The NSA has run this “cyber oper­a­tions” pro­gram since 2012, working with North­eastern Uni­ver­sity, Dakota State, the Uni­ver­sity of Tulsa and the Naval Post­grad­uate School to design cur­ricula that match the agency’s intel­li­gence and infra­struc­ture needs. (CMU, the Air Force Insti­tute of Tech­nology, Auburn and Mis­sis­sippi State joined last week.) The pur­pose, says Carnegie Mellon’s Dena Har­itos Tsamitis, is to shift capa­bil­i­ties from “cyber defense” to “cyber offense.” It’s also to funnel the next gen­er­a­tion of ana­lysts and hackers directly to the NSA, CIA, Depart­ment of Home­land Secu­rity and other gov­ern­ment agen­cies and contractors.

That mir­rors the cyber ops pro­gram at North­eastern, which, unlike the Carnegie Mellon pro­gram, is open to under­grad­u­ates.
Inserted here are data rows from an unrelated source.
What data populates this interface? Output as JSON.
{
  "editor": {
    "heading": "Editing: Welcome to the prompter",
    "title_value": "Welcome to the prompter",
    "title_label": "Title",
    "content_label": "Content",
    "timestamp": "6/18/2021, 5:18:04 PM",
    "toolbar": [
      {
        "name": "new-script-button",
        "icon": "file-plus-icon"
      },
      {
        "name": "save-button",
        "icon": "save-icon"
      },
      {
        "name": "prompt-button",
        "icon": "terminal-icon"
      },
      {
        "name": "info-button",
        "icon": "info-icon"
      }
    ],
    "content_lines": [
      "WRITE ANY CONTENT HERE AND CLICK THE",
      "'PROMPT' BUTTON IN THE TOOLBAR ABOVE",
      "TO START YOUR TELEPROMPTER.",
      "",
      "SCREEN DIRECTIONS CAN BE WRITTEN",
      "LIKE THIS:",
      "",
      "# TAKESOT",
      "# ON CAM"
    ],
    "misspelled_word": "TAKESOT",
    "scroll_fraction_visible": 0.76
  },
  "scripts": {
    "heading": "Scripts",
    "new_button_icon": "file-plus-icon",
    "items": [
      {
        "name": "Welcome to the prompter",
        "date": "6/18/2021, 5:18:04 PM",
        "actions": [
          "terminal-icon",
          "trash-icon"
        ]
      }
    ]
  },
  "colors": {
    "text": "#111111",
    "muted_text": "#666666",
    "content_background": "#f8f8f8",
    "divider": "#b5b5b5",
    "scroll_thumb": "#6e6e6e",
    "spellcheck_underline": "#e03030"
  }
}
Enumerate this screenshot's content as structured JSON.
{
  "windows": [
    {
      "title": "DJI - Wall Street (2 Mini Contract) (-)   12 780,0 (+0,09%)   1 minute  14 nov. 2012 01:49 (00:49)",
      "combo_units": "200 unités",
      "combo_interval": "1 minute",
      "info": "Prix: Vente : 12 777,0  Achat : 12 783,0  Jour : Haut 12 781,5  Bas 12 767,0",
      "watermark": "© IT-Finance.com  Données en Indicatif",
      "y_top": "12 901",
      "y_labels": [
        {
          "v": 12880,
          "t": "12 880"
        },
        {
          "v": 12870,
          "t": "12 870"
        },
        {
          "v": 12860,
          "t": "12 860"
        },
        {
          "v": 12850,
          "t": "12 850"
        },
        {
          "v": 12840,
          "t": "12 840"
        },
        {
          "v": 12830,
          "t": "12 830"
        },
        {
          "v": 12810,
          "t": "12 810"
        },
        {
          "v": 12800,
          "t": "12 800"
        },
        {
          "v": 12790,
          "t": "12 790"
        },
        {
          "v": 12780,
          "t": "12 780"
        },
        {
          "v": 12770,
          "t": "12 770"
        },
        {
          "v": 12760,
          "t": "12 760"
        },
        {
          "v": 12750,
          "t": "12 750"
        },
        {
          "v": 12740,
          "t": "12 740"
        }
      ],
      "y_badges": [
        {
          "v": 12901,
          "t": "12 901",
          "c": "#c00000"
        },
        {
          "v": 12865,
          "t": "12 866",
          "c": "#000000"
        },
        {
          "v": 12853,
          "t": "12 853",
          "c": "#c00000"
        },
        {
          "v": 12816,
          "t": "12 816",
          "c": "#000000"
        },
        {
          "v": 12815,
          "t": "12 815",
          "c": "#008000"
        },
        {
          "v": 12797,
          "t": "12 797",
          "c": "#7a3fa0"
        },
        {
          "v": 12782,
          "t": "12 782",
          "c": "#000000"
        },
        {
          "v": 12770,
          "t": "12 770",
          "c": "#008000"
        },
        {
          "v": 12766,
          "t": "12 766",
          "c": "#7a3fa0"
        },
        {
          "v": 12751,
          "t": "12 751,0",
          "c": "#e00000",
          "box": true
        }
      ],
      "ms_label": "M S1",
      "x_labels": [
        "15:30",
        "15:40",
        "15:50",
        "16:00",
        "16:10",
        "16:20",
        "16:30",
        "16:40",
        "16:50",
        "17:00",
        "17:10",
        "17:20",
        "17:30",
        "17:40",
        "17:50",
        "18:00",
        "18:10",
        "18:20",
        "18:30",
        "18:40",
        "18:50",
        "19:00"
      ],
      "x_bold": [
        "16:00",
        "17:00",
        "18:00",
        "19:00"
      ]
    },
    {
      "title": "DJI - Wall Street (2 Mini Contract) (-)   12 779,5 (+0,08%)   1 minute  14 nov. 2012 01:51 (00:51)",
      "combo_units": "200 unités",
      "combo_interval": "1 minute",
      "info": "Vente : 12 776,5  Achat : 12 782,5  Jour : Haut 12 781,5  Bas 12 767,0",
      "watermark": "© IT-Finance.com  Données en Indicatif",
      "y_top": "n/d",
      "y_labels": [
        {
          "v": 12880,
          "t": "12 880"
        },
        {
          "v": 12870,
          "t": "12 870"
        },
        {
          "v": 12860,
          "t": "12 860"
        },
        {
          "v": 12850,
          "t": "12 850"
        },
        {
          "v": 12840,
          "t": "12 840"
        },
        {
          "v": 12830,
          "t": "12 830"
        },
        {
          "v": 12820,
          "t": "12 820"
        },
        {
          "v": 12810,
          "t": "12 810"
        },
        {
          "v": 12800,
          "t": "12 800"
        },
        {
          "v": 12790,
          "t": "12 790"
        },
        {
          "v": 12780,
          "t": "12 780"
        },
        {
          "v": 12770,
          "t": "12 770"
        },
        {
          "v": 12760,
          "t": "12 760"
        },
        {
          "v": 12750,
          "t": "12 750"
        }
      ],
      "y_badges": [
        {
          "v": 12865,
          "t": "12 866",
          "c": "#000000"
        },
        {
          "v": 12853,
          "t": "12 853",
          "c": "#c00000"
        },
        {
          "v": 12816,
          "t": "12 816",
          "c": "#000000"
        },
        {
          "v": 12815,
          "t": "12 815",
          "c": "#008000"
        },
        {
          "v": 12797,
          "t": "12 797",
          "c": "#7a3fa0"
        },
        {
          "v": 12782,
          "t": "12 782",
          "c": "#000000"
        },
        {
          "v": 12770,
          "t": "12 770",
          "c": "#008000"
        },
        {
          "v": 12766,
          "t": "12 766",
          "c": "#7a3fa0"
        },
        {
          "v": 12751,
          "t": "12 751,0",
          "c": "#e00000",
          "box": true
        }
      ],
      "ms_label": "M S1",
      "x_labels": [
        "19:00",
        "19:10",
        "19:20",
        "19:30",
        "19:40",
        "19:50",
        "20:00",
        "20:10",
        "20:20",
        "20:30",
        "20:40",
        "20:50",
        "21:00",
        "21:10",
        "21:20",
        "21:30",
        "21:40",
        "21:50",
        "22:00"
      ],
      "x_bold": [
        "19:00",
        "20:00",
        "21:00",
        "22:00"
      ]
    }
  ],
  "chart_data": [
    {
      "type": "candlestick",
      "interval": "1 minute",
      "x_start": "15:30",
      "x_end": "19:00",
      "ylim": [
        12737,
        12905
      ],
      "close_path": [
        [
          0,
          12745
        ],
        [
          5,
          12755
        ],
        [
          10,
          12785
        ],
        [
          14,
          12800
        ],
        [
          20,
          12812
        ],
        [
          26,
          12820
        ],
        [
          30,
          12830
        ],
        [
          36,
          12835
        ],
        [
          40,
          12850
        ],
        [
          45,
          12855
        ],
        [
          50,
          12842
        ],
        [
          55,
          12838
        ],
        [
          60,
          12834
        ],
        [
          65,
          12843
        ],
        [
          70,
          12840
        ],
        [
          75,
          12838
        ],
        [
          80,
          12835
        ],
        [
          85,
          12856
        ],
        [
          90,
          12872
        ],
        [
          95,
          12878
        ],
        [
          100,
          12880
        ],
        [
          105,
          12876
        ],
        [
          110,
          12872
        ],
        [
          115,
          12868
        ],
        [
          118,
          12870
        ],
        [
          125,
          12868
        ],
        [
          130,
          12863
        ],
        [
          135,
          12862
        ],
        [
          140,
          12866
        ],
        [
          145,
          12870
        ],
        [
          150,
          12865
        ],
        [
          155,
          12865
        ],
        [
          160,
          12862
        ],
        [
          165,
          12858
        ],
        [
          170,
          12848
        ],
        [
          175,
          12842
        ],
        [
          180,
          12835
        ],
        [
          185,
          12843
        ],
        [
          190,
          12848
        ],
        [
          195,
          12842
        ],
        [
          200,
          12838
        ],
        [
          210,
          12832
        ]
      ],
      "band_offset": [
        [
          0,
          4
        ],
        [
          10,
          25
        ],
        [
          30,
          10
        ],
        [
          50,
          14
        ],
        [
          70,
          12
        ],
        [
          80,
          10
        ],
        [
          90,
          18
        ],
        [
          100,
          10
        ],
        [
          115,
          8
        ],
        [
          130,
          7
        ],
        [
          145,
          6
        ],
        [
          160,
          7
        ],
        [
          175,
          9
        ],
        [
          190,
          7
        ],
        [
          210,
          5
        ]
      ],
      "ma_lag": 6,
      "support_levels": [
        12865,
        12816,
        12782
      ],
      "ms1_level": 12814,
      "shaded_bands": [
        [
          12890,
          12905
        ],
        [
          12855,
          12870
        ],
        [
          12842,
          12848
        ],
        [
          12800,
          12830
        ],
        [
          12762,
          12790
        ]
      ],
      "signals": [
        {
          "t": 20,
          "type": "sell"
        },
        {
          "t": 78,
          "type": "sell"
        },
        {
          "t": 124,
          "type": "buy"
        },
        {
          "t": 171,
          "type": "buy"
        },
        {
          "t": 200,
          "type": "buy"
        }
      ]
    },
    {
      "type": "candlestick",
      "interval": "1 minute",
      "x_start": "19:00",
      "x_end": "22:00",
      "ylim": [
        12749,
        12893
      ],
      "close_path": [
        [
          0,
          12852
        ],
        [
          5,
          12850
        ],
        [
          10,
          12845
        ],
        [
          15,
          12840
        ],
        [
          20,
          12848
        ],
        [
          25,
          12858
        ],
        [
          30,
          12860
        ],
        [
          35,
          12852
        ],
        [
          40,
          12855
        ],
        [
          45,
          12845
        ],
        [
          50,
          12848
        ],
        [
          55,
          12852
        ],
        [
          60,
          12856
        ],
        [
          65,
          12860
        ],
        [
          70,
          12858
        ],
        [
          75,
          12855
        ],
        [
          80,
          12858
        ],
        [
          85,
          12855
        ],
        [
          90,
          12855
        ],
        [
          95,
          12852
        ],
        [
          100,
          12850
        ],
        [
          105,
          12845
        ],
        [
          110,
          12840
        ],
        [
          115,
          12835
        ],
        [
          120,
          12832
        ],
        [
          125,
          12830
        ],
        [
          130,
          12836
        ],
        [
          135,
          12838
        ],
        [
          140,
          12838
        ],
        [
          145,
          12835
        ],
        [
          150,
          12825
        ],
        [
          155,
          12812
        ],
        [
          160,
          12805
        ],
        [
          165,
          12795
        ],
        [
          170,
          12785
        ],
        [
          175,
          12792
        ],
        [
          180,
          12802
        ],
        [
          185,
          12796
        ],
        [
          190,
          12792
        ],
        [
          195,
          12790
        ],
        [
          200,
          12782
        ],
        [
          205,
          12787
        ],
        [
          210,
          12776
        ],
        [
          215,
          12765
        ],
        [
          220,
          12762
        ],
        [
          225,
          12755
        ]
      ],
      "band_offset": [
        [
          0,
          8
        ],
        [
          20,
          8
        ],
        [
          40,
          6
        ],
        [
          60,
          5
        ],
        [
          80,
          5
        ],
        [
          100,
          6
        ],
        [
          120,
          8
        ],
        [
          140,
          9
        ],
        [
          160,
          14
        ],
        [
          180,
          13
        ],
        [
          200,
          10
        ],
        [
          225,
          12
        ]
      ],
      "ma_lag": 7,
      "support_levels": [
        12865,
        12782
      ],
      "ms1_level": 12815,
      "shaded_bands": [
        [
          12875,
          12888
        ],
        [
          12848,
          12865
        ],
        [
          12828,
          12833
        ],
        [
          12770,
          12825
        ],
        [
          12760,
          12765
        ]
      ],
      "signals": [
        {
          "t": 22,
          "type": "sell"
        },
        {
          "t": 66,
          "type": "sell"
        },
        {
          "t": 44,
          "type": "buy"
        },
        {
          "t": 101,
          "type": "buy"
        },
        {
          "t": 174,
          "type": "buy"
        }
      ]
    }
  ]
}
Com­puter sci­ence majors there study theory, pro­gram­ming lan­guages and other basics before five cyber ops-​​required classes: one on net­work archi­tec­ture, three on net­work and soft­ware secu­rity, and one on the fun­da­men­tals of radio, wire­less and cel­lular networks.


Read the article at The Washington Post →